Task to complete - Will you extract the entries word for word? Images should not appear in the copy.

Records provided -
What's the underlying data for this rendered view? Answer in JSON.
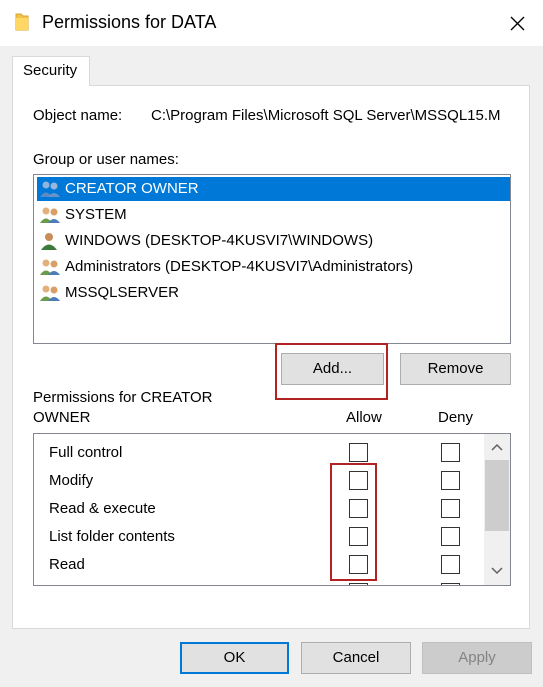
{
  "window": {
    "title": "Permissions for DATA",
    "close_icon": "close-icon",
    "folder_icon": "folder-icon"
  },
  "tabs": [
    {
      "label": "Security",
      "active": true
    }
  ],
  "object": {
    "label": "Object name:",
    "value": "C:\\Program Files\\Microsoft SQL Server\\MSSQL15.M"
  },
  "users": {
    "label": "Group or user names:",
    "items": [
      {
        "name": "CREATOR OWNER",
        "icon": "user-group-icon",
        "selected": true
      },
      {
        "name": "SYSTEM",
        "icon": "user-group-icon",
        "selected": false
      },
      {
        "name": "WINDOWS (DESKTOP-4KUSVI7\\WINDOWS)",
        "icon": "user-icon",
        "selected": false
      },
      {
        "name": "Administrators (DESKTOP-4KUSVI7\\Administrators)",
        "icon": "user-group-icon",
        "selected": false
      },
      {
        "name": "MSSQLSERVER",
        "icon": "user-group-icon",
        "selected": false
      }
    ]
  },
  "buttons": {
    "add": "Add...",
    "remove": "Remove",
    "ok": "OK",
    "cancel": "Cancel",
    "apply": "Apply"
  },
  "permissions": {
    "label_line1": "Permissions for CREATOR",
    "label_line2": "OWNER",
    "allow_header": "Allow",
    "deny_header": "Deny",
    "items": [
      {
        "name": "Full control",
        "allow": false,
        "deny": false
      },
      {
        "name": "Modify",
        "allow": false,
        "deny": false
      },
      {
        "name": "Read & execute",
        "allow": false,
        "deny": false
      },
      {
        "name": "List folder contents",
        "allow": false,
        "deny": false
      },
      {
        "name": "Read",
        "allow": false,
        "deny": false
      }
    ]
  },
  "colors": {
    "selection": "#0078d7",
    "annotation": "#b22222",
    "dialog_bg": "#f0f0f0"
  }
}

Exercise result -
What's the underlying data for this rendered view? Answer in JSON.
{
  "window": {
    "title": "Permissions for DATA",
    "close_icon": "close-icon",
    "folder_icon": "folder-icon"
  },
  "tabs": [
    {
      "label": "Security",
      "active": true
    }
  ],
  "object": {
    "label": "Object name:",
    "value": "C:\\Program Files\\Microsoft SQL Server\\MSSQL15.M"
  },
  "users": {
    "label": "Group or user names:",
    "items": [
      {
        "name": "CREATOR OWNER",
        "icon": "user-group-icon",
        "selected": true
      },
      {
        "name": "SYSTEM",
        "icon": "user-group-icon",
        "selected": false
      },
      {
        "name": "WINDOWS (DESKTOP-4KUSVI7\\WINDOWS)",
        "icon": "user-icon",
        "selected": false
      },
      {
        "name": "Administrators (DESKTOP-4KUSVI7\\Administrators)",
        "icon": "user-group-icon",
        "selected": false
      },
      {
        "name": "MSSQLSERVER",
        "icon": "user-group-icon",
        "selected": false
      }
    ]
  },
  "buttons": {
    "add": "Add...",
    "remove": "Remove",
    "ok": "OK",
    "cancel": "Cancel",
    "apply": "Apply"
  },
  "permissions": {
    "label_line1": "Permissions for CREATOR",
    "label_line2": "OWNER",
    "allow_header": "Allow",
    "deny_header": "Deny",
    "items": [
      {
        "name": "Full control",
        "allow": false,
        "deny": false
      },
      {
        "name": "Modify",
        "allow": false,
        "deny": false
      },
      {
        "name": "Read & execute",
        "allow": false,
        "deny": false
      },
      {
        "name": "List folder contents",
        "allow": false,
        "deny": false
      },
      {
        "name": "Read",
        "allow": false,
        "deny": false
      }
    ]
  },
  "colors": {
    "selection": "#0078d7",
    "annotation": "#b22222",
    "dialog_bg": "#f0f0f0"
  }
}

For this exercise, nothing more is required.